"Yudhishthira said, 'O sire, the strength and weakness, might and feebleness, of everything in the universe, and the intentions of every person here, are well-known to virtuous Kesava. Skilled or unskilled in weapons, old or young, let him be the leader of my forces, who may be indicated by Krishna of Dasarha's race. Even he is the root of our success or defeat. In him are our lives, our kingdom, our prosperity and adversity, our happiness and misery. Even he is the Ordainer and Creator. In him is established the fruition of our desires. Let him, therefore, be the leader of our host, who may be named by Krishna. Let
that foremost of speakers say, for the night approacheth. Having selected our leader, worshipped our weapons with offerings of flowers and perfumes, we will, at day-break, under Krishna's orders march to the field of battle!'

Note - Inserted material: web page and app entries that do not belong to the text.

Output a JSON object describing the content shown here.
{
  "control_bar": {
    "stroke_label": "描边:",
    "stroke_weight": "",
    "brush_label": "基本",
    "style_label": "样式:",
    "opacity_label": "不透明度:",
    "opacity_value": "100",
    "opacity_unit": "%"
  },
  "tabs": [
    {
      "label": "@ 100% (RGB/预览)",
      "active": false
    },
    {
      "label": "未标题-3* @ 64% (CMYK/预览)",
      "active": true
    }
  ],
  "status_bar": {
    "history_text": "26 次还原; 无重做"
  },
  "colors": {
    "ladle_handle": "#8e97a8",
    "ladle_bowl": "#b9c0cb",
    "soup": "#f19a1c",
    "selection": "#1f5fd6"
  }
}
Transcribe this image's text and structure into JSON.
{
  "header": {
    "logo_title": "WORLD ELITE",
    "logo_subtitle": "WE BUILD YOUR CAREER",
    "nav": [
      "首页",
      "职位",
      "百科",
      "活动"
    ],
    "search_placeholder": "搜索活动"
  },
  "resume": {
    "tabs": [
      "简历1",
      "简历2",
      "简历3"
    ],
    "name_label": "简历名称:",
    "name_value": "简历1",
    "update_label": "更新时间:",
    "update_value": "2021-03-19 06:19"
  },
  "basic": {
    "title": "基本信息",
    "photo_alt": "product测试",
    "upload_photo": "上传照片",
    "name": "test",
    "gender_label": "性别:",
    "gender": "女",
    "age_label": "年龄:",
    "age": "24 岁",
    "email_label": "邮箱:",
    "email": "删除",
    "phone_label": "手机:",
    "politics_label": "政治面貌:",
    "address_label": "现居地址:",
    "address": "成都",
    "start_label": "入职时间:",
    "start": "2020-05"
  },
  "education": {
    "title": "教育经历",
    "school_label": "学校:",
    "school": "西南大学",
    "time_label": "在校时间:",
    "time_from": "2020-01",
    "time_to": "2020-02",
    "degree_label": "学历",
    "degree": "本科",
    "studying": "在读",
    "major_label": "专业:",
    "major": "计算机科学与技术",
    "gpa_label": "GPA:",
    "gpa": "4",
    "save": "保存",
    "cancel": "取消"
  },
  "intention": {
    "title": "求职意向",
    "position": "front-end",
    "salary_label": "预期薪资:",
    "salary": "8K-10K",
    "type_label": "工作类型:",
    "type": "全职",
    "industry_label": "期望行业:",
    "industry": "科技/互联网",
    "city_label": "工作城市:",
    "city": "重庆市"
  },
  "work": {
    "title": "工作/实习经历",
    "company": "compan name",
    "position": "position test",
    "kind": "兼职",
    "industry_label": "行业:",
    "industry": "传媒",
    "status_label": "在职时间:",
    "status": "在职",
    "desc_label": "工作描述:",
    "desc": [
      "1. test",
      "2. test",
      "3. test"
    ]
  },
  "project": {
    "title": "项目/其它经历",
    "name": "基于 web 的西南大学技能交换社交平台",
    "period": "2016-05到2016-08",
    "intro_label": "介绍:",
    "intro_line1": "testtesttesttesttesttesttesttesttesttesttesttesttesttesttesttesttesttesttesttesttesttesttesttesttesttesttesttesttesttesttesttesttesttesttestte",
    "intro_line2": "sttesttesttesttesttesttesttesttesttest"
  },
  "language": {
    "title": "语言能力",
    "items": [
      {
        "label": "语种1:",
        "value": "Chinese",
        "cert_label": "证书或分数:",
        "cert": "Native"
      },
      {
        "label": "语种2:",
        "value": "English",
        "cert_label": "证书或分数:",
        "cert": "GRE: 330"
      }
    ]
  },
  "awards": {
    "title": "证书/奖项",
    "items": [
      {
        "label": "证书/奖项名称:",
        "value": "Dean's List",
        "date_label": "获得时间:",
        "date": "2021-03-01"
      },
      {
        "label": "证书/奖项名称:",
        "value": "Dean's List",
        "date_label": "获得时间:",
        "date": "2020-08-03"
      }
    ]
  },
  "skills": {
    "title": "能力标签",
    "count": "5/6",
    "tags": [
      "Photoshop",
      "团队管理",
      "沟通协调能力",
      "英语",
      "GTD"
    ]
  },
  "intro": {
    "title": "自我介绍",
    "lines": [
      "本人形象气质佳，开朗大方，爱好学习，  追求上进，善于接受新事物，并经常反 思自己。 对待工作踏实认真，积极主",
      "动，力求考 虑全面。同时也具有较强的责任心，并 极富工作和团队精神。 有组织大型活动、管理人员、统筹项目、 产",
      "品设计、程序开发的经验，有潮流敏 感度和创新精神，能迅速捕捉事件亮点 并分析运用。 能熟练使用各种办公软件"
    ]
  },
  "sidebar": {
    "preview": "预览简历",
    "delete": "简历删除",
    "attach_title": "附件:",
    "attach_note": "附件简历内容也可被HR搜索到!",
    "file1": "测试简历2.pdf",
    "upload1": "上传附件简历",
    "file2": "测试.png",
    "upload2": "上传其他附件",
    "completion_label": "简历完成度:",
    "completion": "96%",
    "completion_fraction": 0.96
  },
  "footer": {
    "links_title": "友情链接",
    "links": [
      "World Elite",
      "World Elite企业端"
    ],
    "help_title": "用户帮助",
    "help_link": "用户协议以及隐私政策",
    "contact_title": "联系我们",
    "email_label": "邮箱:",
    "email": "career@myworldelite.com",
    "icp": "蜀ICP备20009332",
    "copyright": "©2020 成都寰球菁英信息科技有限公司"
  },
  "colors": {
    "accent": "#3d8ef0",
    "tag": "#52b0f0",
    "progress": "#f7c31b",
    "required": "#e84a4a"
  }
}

"Vaisampayana continued, 'Hearing these words of the intelligent king, Yudhishthira the Just, the lotus-eyed Krishna said, eyeing Dhananjaya, the white, O king, I fully approve of all those powerful warriors whom ye have named for becoming the leaders of thy troops. All of them are competent to withstand thy foes. Indeed, they can frighten Indra himself in great battle, let alone the covetous and wicked-minded sons of Dhritarashtra. O thou of mighty arms, for thy good I made great efforts to prevent the battle by bringing about peace. By that we have been freed from the debt we owed to virtue. Fault-finding persons will not be able to reproach us for anything. Foolish Duryodhana, destitute of understanding, regardeth himself as skilled in weapons, and though really weak thinketh himself to be possessed of strength. Array thy troops soon, for slaughter is the only means by which they can be made to yield to our demands. Indeed, the sons of Dhritarashtra will never be able to keep their ground when they will behold Dhananjaya with Yuyudhana as his second, and Abhimanyu, and the five sons of Draupadi, and Virata, and Drupada, and the other kings of fierce prowess,--all lords of Akshauhinis. Our army is possessed of great strength, and is invincible and incapable of being withstood. Without doubt, it will slay the Dhartarashtra host. As regards our leader, I would name that chastiser of foes, Dhrishtadyumna.'"
Next: Section CLII